YOUR ASSIGNMENT: Each entry below is to be extracted exactly.

INPUT DATA:
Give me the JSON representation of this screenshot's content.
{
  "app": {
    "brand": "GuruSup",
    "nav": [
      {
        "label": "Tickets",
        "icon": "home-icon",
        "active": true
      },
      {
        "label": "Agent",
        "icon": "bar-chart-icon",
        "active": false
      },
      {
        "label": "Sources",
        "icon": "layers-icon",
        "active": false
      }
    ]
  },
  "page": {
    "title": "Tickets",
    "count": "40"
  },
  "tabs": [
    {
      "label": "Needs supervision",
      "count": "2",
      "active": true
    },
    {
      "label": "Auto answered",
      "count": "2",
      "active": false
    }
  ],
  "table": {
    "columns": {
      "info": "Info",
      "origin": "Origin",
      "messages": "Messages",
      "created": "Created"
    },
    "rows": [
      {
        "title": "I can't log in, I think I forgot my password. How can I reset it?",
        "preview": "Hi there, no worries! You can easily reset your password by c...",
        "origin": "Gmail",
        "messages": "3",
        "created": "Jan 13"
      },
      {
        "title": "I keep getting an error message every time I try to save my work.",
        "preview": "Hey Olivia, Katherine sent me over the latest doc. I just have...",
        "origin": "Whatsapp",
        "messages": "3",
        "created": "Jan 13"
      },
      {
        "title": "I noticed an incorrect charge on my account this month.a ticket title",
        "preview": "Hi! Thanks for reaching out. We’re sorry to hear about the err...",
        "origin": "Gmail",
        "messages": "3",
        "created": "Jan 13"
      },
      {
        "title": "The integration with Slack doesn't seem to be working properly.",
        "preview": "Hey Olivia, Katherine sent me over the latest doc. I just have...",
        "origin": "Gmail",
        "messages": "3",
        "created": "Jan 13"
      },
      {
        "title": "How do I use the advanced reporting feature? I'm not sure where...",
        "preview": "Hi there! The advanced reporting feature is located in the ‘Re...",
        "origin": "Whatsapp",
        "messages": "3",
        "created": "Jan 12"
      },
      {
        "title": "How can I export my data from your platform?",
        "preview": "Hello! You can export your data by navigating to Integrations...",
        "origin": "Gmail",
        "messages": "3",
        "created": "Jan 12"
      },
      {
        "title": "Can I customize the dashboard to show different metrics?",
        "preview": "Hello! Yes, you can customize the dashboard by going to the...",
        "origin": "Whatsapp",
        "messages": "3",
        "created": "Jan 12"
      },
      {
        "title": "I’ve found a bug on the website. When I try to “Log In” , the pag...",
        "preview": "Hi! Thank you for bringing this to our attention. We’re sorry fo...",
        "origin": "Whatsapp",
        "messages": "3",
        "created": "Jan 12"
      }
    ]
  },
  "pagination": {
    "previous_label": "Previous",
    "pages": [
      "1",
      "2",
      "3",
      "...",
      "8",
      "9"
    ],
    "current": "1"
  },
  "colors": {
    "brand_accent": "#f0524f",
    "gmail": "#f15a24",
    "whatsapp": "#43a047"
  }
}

ANSWER SECTION:
Give me the JSON representation of this screenshot's content.
{
  "app": {
    "brand": "GuruSup",
    "nav": [
      {
        "label": "Tickets",
        "icon": "home-icon",
        "active": true
      },
      {
        "label": "Agent",
        "icon": "bar-chart-icon",
        "active": false
      },
      {
        "label": "Sources",
        "icon": "layers-icon",
        "active": false
      }
    ]
  },
  "page": {
    "title": "Tickets",
    "count": "40"
  },
  "tabs": [
    {
      "label": "Needs supervision",
      "count": "2",
      "active": true
    },
    {
      "label": "Auto answered",
      "count": "2",
      "active": false
    }
  ],
  "table": {
    "columns": {
      "info": "Info",
      "origin": "Origin",
      "messages": "Messages",
      "created": "Created"
    },
    "rows": [
      {
        "title": "I can't log in, I think I forgot my password. How can I reset it?",
        "preview": "Hi there, no worries! You can easily reset your password by c...",
        "origin": "Gmail",
        "messages": "3",
        "created": "Jan 13"
      },
      {
        "title": "I keep getting an error message every time I try to save my work.",
        "preview": "Hey Olivia, Katherine sent me over the latest doc. I just have...",
        "origin": "Whatsapp",
        "messages": "3",
        "created": "Jan 13"
      },
      {
        "title": "I noticed an incorrect charge on my account this month.a ticket title",
        "preview": "Hi! Thanks for reaching out. We’re sorry to hear about the err...",
        "origin": "Gmail",
        "messages": "3",
        "created": "Jan 13"
      },
      {
        "title": "The integration with Slack doesn't seem to be working properly.",
        "preview": "Hey Olivia, Katherine sent me over the latest doc. I just have...",
        "origin": "Gmail",
        "messages": "3",
        "created": "Jan 13"
      },
      {
        "title": "How do I use the advanced reporting feature? I'm not sure where...",
        "preview": "Hi there! The advanced reporting feature is located in the ‘Re...",
        "origin": "Whatsapp",
        "messages": "3",
        "created": "Jan 12"
      },
      {
        "title": "How can I export my data from your platform?",
        "preview": "Hello! You can export your data by navigating to Integrations...",
        "origin": "Gmail",
        "messages": "3",
        "created": "Jan 12"
      },
      {
        "title": "Can I customize the dashboard to show different metrics?",
        "preview": "Hello! Yes, you can customize the dashboard by going to the...",
        "origin": "Whatsapp",
        "messages": "3",
        "created": "Jan 12"
      },
      {
        "title": "I’ve found a bug on the website. When I try to “Log In” , the pag...",
        "preview": "Hi! Thank you for bringing this to our attention. We’re sorry fo...",
        "origin": "Whatsapp",
        "messages": "3",
        "created": "Jan 12"
      }
    ]
  },
  "pagination": {
    "previous_label": "Previous",
    "pages": [
      "1",
      "2",
      "3",
      "...",
      "8",
      "9"
    ],
    "current": "1"
  },
  "colors": {
    "brand_accent": "#f0524f",
    "gmail": "#f15a24",
    "whatsapp": "#43a047"
  }
}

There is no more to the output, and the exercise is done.